Update 08 April 2017: Elon Musk tweeted an indication that they're revisiting the possibility of second stage recovery, so this question is again relevant, and the details of the new solution may be different from the old.
Fairing is ~$5M, but that should be reusable this year. Am fairly confident we can reuse upper stage too by late next year to get to 100%.
SpaceX wants to make the Falcon 9 completely reusable.
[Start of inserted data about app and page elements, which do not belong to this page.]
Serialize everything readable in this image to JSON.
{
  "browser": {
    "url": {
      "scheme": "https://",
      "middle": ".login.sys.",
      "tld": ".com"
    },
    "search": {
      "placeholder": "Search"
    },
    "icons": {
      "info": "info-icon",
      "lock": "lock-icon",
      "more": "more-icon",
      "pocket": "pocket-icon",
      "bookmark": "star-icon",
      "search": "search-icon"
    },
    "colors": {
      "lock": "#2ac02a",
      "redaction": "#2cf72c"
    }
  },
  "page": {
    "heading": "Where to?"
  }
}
They're making definite, if slow, progress toward recovery of the first stage via powered landing, which requires several features:
- Cold gas thrusters to turn the stage tail-first after second stage separation
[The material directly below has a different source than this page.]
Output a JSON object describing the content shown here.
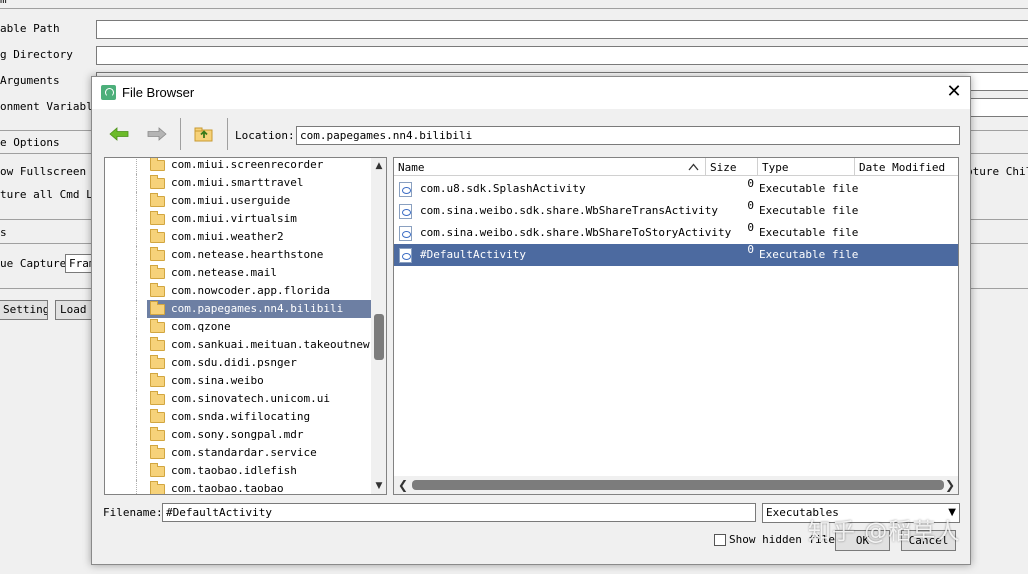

- Aerodynamic control surfaces at the top of the stage for trajectory control during the landing approach
- Deep throttling a single main engine to get a low enough TWR for a controlled landing
- Landing legs
The upper stage will be coming in a much faster trajectory, so they have to add a full heat shield at the front of the stage.
At first glance, the much shorter second stage would seem to need shorter legs because its center of gravity would be lower, but the upper stage version of the Merlin engine has a very long nozzle, which is radiatively cooled -- which means exposed, not shrouded, so the legs will have to mount quite high, and be fairly long (and thus heavy).
The biggest problem, however, would seem to be the engine throttling. The empty upper stage weighs something like a quarter of what the first stage does, but will be firing almost the same thrust level.
Are they going to try to throttle deeper?
Are they going to do the same hover-slam trick as the first stage, only on a much shorter timeframe?
Are they going to add 2 or 3 Kestrels alongside the Merlin on the second stage and land gently on those?
Parachutes? Airbags? Really big pogo sticks?